▸ **To do**: Everything in the records below should be set down again, word for word.

▸ **Entries shown**:
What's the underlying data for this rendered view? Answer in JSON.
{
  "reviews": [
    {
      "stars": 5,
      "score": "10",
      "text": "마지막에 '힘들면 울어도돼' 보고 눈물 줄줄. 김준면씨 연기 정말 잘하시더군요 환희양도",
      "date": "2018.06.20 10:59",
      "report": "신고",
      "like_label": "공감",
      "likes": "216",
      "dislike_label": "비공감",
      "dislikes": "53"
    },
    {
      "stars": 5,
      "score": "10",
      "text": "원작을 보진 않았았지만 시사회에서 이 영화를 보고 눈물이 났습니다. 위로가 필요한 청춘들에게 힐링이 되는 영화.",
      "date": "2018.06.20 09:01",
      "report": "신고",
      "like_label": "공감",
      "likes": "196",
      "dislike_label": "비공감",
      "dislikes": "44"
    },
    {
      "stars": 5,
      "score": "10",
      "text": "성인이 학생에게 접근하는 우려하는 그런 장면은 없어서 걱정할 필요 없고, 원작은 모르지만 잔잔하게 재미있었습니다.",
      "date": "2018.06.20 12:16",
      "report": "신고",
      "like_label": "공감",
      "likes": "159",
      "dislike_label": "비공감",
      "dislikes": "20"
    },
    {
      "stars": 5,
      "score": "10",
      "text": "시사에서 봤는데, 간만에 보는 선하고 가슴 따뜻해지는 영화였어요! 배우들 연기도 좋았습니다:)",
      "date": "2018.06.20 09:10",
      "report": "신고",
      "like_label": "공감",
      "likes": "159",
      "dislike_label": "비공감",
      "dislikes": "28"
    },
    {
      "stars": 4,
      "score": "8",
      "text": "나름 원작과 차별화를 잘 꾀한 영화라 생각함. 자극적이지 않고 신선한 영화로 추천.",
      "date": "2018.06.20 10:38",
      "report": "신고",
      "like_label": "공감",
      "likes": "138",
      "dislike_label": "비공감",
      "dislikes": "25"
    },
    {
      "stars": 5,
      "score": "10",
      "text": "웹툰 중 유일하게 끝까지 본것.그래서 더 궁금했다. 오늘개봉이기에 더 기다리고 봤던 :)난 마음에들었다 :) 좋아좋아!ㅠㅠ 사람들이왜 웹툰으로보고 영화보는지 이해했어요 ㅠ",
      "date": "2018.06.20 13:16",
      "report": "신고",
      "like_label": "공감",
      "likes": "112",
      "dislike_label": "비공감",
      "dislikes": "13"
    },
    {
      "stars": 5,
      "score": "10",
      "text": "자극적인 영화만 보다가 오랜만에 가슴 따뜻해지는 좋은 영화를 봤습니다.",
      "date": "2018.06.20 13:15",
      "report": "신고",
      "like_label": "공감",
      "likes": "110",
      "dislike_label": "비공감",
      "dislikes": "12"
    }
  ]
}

▸ **Solution to this task**:
What's the underlying data for this rendered view? Answer in JSON.
{
  "reviews": [
    {
      "stars": 5,
      "score": "10",
      "text": "마지막에 '힘들면 울어도돼' 보고 눈물 줄줄. 김준면씨 연기 정말 잘하시더군요 환희양도",
      "date": "2018.06.20 10:59",
      "report": "신고",
      "like_label": "공감",
      "likes": "216",
      "dislike_label": "비공감",
      "dislikes": "53"
    },
    {
      "stars": 5,
      "score": "10",
      "text": "원작을 보진 않았았지만 시사회에서 이 영화를 보고 눈물이 났습니다. 위로가 필요한 청춘들에게 힐링이 되는 영화.",
      "date": "2018.06.20 09:01",
      "report": "신고",
      "like_label": "공감",
      "likes": "196",
      "dislike_label": "비공감",
      "dislikes": "44"
    },
    {
      "stars": 5,
      "score": "10",
      "text": "성인이 학생에게 접근하는 우려하는 그런 장면은 없어서 걱정할 필요 없고, 원작은 모르지만 잔잔하게 재미있었습니다.",
      "date": "2018.06.20 12:16",
      "report": "신고",
      "like_label": "공감",
      "likes": "159",
      "dislike_label": "비공감",
      "dislikes": "20"
    },
    {
      "stars": 5,
      "score": "10",
      "text": "시사에서 봤는데, 간만에 보는 선하고 가슴 따뜻해지는 영화였어요! 배우들 연기도 좋았습니다:)",
      "date": "2018.06.20 09:10",
      "report": "신고",
      "like_label": "공감",
      "likes": "159",
      "dislike_label": "비공감",
      "dislikes": "28"
    },
    {
      "stars": 4,
      "score": "8",
      "text": "나름 원작과 차별화를 잘 꾀한 영화라 생각함. 자극적이지 않고 신선한 영화로 추천.",
      "date": "2018.06.20 10:38",
      "report": "신고",
      "like_label": "공감",
      "likes": "138",
      "dislike_label": "비공감",
      "dislikes": "25"
    },
    {
      "stars": 5,
      "score": "10",
      "text": "웹툰 중 유일하게 끝까지 본것.그래서 더 궁금했다. 오늘개봉이기에 더 기다리고 봤던 :)난 마음에들었다 :) 좋아좋아!ㅠㅠ 사람들이왜 웹툰으로보고 영화보는지 이해했어요 ㅠ",
      "date": "2018.06.20 13:16",
      "report": "신고",
      "like_label": "공감",
      "likes": "112",
      "dislike_label": "비공감",
      "dislikes": "13"
    },
    {
      "stars": 5,
      "score": "10",
      "text": "자극적인 영화만 보다가 오랜만에 가슴 따뜻해지는 좋은 영화를 봤습니다.",
      "date": "2018.06.20 13:15",
      "report": "신고",
      "like_label": "공감",
      "likes": "110",
      "dislike_label": "비공감",
      "dislikes": "12"
    }
  ]
}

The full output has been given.